I started using Switch, then I read in CPAN "do not use if you can use given/when". Then when I used given/when, I ended up with warnings plus advice not to use given/when. Hmmmmmm. As an occasional perl user, that is a little frustrating rewriting the same section of code 3x to do exactly the same thing. I just need something that has case type functionality.
I can certainly understand your frustration. This was a very sad affair for the Perl community. Though adding smart match into Perl was premature, and had to be backed out, at least P5P learned a valuable lesson.
Not wanting to gloat (no, really) but this didn't affect me, at all, because I've never been a fan of switch. Stronger, I've almost never used Switch in over 20 years of coding in C++ and Perl and always queried its use during code reviews. Though it's a bit extreme to call Switch a code smell, cleaner alternatives, such as lookup-tables (hashes in Perl) and polymorphism (in OO languages, such as C++ and Java) should be preferred.

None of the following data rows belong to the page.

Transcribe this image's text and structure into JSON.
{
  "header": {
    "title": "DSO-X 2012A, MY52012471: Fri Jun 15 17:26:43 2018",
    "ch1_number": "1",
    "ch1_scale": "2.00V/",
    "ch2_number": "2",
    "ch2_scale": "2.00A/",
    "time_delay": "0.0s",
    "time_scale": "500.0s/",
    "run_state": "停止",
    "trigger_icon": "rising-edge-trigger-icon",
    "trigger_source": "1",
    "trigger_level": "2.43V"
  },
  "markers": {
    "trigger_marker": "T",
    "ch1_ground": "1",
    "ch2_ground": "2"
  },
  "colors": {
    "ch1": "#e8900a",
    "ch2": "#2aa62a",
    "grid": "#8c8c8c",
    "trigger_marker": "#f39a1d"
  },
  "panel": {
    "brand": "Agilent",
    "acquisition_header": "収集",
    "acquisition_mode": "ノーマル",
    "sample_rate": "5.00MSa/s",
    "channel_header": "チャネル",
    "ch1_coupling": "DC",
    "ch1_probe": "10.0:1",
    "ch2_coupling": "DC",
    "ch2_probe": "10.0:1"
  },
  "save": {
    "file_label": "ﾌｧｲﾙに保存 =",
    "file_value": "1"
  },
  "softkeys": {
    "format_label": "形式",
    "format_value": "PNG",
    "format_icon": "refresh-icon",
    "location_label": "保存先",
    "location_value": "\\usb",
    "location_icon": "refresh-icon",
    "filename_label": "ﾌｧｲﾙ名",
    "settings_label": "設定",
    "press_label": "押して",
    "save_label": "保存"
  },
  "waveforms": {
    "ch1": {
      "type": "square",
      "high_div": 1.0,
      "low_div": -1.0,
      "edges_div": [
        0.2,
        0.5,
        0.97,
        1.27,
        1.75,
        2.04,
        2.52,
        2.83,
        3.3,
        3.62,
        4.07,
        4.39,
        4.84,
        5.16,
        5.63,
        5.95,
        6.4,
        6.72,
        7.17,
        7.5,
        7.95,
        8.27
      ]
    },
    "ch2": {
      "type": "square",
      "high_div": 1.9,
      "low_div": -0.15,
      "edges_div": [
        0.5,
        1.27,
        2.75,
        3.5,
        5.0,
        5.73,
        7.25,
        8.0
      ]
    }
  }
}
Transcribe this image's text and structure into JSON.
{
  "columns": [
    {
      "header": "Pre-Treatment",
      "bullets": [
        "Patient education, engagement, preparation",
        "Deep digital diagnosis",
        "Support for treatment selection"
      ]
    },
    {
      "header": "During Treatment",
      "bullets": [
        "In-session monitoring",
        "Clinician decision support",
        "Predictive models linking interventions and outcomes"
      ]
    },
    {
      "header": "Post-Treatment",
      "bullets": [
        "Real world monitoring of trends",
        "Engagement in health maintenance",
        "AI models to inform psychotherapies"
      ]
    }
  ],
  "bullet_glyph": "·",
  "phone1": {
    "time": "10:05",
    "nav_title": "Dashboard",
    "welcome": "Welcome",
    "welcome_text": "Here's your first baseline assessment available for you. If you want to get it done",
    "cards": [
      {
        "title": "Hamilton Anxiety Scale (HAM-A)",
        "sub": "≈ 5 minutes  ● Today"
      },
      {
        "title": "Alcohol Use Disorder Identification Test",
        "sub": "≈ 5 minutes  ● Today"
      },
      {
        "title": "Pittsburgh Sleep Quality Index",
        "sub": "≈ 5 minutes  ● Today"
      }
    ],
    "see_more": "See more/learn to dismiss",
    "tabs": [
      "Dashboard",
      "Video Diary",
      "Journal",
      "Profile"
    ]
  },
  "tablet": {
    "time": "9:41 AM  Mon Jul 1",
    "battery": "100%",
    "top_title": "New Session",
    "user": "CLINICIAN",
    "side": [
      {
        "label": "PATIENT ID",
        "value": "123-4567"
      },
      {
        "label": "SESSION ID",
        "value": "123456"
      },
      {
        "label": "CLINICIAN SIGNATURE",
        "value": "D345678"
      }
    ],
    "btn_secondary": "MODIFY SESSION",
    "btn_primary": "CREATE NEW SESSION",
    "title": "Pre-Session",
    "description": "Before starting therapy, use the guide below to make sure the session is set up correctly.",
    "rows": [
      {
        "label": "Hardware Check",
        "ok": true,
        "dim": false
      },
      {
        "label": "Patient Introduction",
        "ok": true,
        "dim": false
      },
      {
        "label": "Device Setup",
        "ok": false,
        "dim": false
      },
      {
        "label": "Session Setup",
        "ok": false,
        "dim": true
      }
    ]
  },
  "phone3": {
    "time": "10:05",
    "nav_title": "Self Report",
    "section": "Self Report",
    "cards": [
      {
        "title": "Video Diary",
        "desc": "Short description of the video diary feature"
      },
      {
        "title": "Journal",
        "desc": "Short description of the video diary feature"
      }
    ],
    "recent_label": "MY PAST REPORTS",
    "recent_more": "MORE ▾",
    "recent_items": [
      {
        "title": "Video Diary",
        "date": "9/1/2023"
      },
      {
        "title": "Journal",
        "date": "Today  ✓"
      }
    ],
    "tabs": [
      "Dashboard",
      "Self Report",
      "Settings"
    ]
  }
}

From Perl Best Practices I suggest you take a look at the Control Structures chapter, especially:
- 6.16 Value Switches - Use table look-up in preference to cascaded equality tests (item 78)
- 6.17 Tabular Ternaries - When producing a value, use tabular ternaries (item 79)
Though my advice in Perl is usually "just use a hash", as a last resort you could replace your switch with an if-elsif-elsif-else construct. See also:
- Switch statements are bad? (StackOverflow)
- Should I use switch statements or long if else chains? (StackExchange)